## HOW TO COMPLETE THIS TASK
Show only those lines of the entries where the string "placeholder" is found.

╔══

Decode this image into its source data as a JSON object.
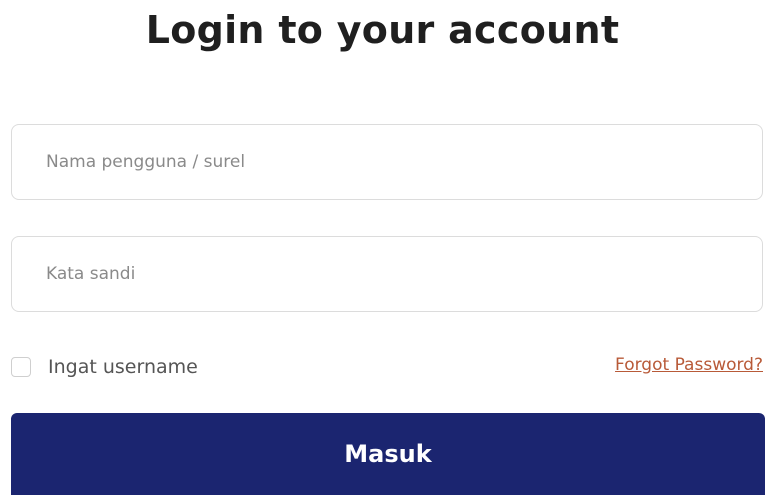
{
  "form": {
    "title": "Login to your account",
    "username": {
      "value": "",
      "placeholder": "Nama pengguna / surel"
    },
    "password": {
      "value": "",
      "placeholder": "Kata sandi"
    },
    "remember": {
      "label": "Ingat username",
      "checked": false
    },
    "forgot_label": "Forgot Password?",
    "submit_label": "Masuk"
  },
  "colors": {
    "primary": "#1b2570",
    "link": "#b85a38",
    "border": "#dcdcdc"
  }
}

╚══

## ANSWER
      "placeholder": "Nama pengguna / surel"
      "placeholder": "Kata sandi"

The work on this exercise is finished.